Your answer should be the full set of entries, given again without alteration.

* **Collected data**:

>>>>>

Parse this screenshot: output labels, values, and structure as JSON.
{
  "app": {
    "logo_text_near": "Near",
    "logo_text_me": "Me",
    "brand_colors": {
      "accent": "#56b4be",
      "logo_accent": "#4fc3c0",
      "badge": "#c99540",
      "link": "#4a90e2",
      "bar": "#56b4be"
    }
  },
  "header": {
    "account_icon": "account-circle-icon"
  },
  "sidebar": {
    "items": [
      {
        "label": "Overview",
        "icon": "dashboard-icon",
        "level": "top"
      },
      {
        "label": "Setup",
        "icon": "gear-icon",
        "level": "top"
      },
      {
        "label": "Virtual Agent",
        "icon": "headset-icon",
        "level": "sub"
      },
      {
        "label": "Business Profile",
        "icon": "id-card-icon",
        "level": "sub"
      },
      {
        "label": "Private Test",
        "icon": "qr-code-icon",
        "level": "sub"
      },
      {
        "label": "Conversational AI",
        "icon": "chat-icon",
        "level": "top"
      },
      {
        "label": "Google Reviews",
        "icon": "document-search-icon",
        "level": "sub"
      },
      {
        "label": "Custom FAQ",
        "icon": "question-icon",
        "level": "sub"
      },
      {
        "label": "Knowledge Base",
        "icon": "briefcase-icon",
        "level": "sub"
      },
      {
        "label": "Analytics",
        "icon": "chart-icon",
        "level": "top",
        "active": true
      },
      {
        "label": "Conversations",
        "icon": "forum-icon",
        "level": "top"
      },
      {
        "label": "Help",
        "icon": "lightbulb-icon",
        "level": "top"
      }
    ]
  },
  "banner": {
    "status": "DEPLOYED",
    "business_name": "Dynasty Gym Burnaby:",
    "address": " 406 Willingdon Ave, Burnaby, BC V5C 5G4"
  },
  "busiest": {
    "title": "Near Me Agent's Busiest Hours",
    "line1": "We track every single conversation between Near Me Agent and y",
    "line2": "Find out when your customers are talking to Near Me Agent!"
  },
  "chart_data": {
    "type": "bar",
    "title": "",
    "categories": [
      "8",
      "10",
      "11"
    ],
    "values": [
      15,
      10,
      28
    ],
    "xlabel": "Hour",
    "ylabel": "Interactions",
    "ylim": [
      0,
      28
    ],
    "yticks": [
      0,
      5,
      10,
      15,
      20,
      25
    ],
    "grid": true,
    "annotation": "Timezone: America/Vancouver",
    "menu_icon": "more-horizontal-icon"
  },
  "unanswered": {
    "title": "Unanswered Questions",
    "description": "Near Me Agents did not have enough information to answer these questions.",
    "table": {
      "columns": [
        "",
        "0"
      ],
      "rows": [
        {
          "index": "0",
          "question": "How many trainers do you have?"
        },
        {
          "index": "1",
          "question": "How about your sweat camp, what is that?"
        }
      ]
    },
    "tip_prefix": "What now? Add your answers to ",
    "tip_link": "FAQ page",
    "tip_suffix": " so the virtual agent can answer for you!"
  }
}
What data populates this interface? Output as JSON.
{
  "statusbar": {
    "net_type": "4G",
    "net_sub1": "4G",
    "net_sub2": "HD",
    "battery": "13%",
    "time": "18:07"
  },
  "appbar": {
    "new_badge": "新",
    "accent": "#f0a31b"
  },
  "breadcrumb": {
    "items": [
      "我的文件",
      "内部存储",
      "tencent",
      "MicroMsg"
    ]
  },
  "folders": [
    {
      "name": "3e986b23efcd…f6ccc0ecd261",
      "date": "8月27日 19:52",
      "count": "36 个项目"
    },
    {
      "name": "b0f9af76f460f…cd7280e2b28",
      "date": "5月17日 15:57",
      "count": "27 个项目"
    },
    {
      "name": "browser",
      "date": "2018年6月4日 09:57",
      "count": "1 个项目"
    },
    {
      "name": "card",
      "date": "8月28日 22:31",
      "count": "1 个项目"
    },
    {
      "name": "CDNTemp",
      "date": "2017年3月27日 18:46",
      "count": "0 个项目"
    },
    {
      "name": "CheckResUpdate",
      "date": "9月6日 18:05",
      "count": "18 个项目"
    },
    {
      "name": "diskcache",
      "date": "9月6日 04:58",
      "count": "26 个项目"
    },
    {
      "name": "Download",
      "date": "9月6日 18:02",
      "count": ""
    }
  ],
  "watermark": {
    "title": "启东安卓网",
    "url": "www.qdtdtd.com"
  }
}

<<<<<

* **Response to this task**:
Parse this screenshot: output labels, values, and structure as JSON.
{
  "app": {
    "logo_text_near": "Near",
    "logo_text_me": "Me",
    "brand_colors": {
      "accent": "#56b4be",
      "logo_accent": "#4fc3c0",
      "badge": "#c99540",
      "link": "#4a90e2",
      "bar": "#56b4be"
    }
  },
  "header": {
    "account_icon": "account-circle-icon"
  },
  "sidebar": {
    "items": [
      {
        "label": "Overview",
        "icon": "dashboard-icon",
        "level": "top"
      },
      {
        "label": "Setup",
        "icon": "gear-icon",
        "level": "top"
      },
      {
        "label": "Virtual Agent",
        "icon": "headset-icon",
        "level": "sub"
      },
      {
        "label": "Business Profile",
        "icon": "id-card-icon",
        "level": "sub"
      },
      {
        "label": "Private Test",
        "icon": "qr-code-icon",
        "level": "sub"
      },
      {
        "label": "Conversational AI",
        "icon": "chat-icon",
        "level": "top"
      },
      {
        "label": "Google Reviews",
        "icon": "document-search-icon",
        "level": "sub"
      },
      {
        "label": "Custom FAQ",
        "icon": "question-icon",
        "level": "sub"
      },
      {
        "label": "Knowledge Base",
        "icon": "briefcase-icon",
        "level": "sub"
      },
      {
        "label": "Analytics",
        "icon": "chart-icon",
        "level": "top",
        "active": true
      },
      {
        "label": "Conversations",
        "icon": "forum-icon",
        "level": "top"
      },
      {
        "label": "Help",
        "icon": "lightbulb-icon",
        "level": "top"
      }
    ]
  },
  "banner": {
    "status": "DEPLOYED",
    "business_name": "Dynasty Gym Burnaby:",
    "address": " 406 Willingdon Ave, Burnaby, BC V5C 5G4"
  },
  "busiest": {
    "title": "Near Me Agent's Busiest Hours",
    "line1": "We track every single conversation between Near Me Agent and y",
    "line2": "Find out when your customers are talking to Near Me Agent!"
  },
  "chart_data": {
    "type": "bar",
    "title": "",
    "categories": [
      "8",
      "10",
      "11"
    ],
    "values": [
      15,
      10,
      28
    ],
    "xlabel": "Hour",
    "ylabel": "Interactions",
    "ylim": [
      0,
      28
    ],
    "yticks": [
      0,
      5,
      10,
      15,
      20,
      25
    ],
    "grid": true,
    "annotation": "Timezone: America/Vancouver",
    "menu_icon": "more-horizontal-icon"
  },
  "unanswered": {
    "title": "Unanswered Questions",
    "description": "Near Me Agents did not have enough information to answer these questions.",
    "table": {
      "columns": [
        "",
        "0"
      ],
      "rows": [
        {
          "index": "0",
          "question": "How many trainers do you have?"
        },
        {
          "index": "1",
          "question": "How about your sweat camp, what is that?"
        }
      ]
    },
    "tip_prefix": "What now? Add your answers to ",
    "tip_link": "FAQ page",
    "tip_suffix": " so the virtual agent can answer for you!"
  }
}
What data populates this interface? Output as JSON.
{
  "statusbar": {
    "net_type": "4G",
    "net_sub1": "4G",
    "net_sub2": "HD",
    "battery": "13%",
    "time": "18:07"
  },
  "appbar": {
    "new_badge": "新",
    "accent": "#f0a31b"
  },
  "breadcrumb": {
    "items": [
      "我的文件",
      "内部存储",
      "tencent",
      "MicroMsg"
    ]
  },
  "folders": [
    {
      "name": "3e986b23efcd…f6ccc0ecd261",
      "date": "8月27日 19:52",
      "count": "36 个项目"
    },
    {
      "name": "b0f9af76f460f…cd7280e2b28",
      "date": "5月17日 15:57",
      "count": "27 个项目"
    },
    {
      "name": "browser",
      "date": "2018年6月4日 09:57",
      "count": "1 个项目"
    },
    {
      "name": "card",
      "date": "8月28日 22:31",
      "count": "1 个项目"
    },
    {
      "name": "CDNTemp",
      "date": "2017年3月27日 18:46",
      "count": "0 个项目"
    },
    {
      "name": "CheckResUpdate",
      "date": "9月6日 18:05",
      "count": "18 个项目"
    },
    {
      "name": "diskcache",
      "date": "9月6日 04:58",
      "count": "26 个项目"
    },
    {
      "name": "Download",
      "date": "9月6日 18:02",
      "count": ""
    }
  ],
  "watermark": {
    "title": "启东安卓网",
    "url": "www.qdtdtd.com"
  }
}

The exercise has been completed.